*** AVAILABLE DATA Section Begins ***
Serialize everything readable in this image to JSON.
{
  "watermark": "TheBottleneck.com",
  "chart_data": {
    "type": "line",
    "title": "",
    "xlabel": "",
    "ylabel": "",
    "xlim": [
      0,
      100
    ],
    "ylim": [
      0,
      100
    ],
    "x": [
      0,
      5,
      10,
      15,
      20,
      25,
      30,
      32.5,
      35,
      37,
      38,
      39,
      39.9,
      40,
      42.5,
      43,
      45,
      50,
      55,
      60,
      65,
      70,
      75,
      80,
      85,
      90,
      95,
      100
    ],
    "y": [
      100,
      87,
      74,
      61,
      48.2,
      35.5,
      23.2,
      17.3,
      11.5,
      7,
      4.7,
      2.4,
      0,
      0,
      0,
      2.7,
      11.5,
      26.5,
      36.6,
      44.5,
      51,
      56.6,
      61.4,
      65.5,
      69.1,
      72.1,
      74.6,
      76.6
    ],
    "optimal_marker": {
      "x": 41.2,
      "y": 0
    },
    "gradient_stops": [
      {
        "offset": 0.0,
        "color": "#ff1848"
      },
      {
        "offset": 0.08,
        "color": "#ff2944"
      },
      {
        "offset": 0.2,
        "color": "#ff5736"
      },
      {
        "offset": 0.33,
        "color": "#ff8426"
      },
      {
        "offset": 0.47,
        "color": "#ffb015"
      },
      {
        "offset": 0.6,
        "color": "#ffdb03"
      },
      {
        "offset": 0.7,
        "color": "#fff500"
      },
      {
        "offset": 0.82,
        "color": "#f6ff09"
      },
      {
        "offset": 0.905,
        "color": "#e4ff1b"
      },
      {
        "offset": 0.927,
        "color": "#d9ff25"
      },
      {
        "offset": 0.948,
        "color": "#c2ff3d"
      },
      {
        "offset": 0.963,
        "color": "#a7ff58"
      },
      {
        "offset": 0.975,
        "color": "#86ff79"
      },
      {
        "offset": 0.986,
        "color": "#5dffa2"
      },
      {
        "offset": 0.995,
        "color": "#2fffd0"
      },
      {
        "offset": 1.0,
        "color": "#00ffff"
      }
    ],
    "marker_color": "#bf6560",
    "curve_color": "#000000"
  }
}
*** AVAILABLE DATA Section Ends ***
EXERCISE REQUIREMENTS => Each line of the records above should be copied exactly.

ANSWER =>
Serialize everything readable in this image to JSON.
{
  "watermark": "TheBottleneck.com",
  "chart_data": {
    "type": "line",
    "title": "",
    "xlabel": "",
    "ylabel": "",
    "xlim": [
      0,
      100
    ],
    "ylim": [
      0,
      100
    ],
    "x": [
      0,
      5,
      10,
      15,
      20,
      25,
      30,
      32.5,
      35,
      37,
      38,
      39,
      39.9,
      40,
      42.5,
      43,
      45,
      50,
      55,
      60,
      65,
      70,
      75,
      80,
      85,
      90,
      95,
      100
    ],
    "y": [
      100,
      87,
      74,
      61,
      48.2,
      35.5,
      23.2,
      17.3,
      11.5,
      7,
      4.7,
      2.4,
      0,
      0,
      0,
      2.7,
      11.5,
      26.5,
      36.6,
      44.5,
      51,
      56.6,
      61.4,
      65.5,
      69.1,
      72.1,
      74.6,
      76.6
    ],
    "optimal_marker": {
      "x": 41.2,
      "y": 0
    },
    "gradient_stops": [
      {
        "offset": 0.0,
        "color": "#ff1848"
      },
      {
        "offset": 0.08,
        "color": "#ff2944"
      },
      {
        "offset": 0.2,
        "color": "#ff5736"
      },
      {
        "offset": 0.33,
        "color": "#ff8426"
      },
      {
        "offset": 0.47,
        "color": "#ffb015"
      },
      {
        "offset": 0.6,
        "color": "#ffdb03"
      },
      {
        "offset": 0.7,
        "color": "#fff500"
      },
      {
        "offset": 0.82,
        "color": "#f6ff09"
      },
      {
        "offset": 0.905,
        "color": "#e4ff1b"
      },
      {
        "offset": 0.927,
        "color": "#d9ff25"
      },
      {
        "offset": 0.948,
        "color": "#c2ff3d"
      },
      {
        "offset": 0.963,
        "color": "#a7ff58"
      },
      {
        "offset": 0.975,
        "color": "#86ff79"
      },
      {
        "offset": 0.986,
        "color": "#5dffa2"
      },
      {
        "offset": 0.995,
        "color": "#2fffd0"
      },
      {
        "offset": 1.0,
        "color": "#00ffff"
      }
    ],
    "marker_color": "#bf6560",
    "curve_color": "#000000"
  }
}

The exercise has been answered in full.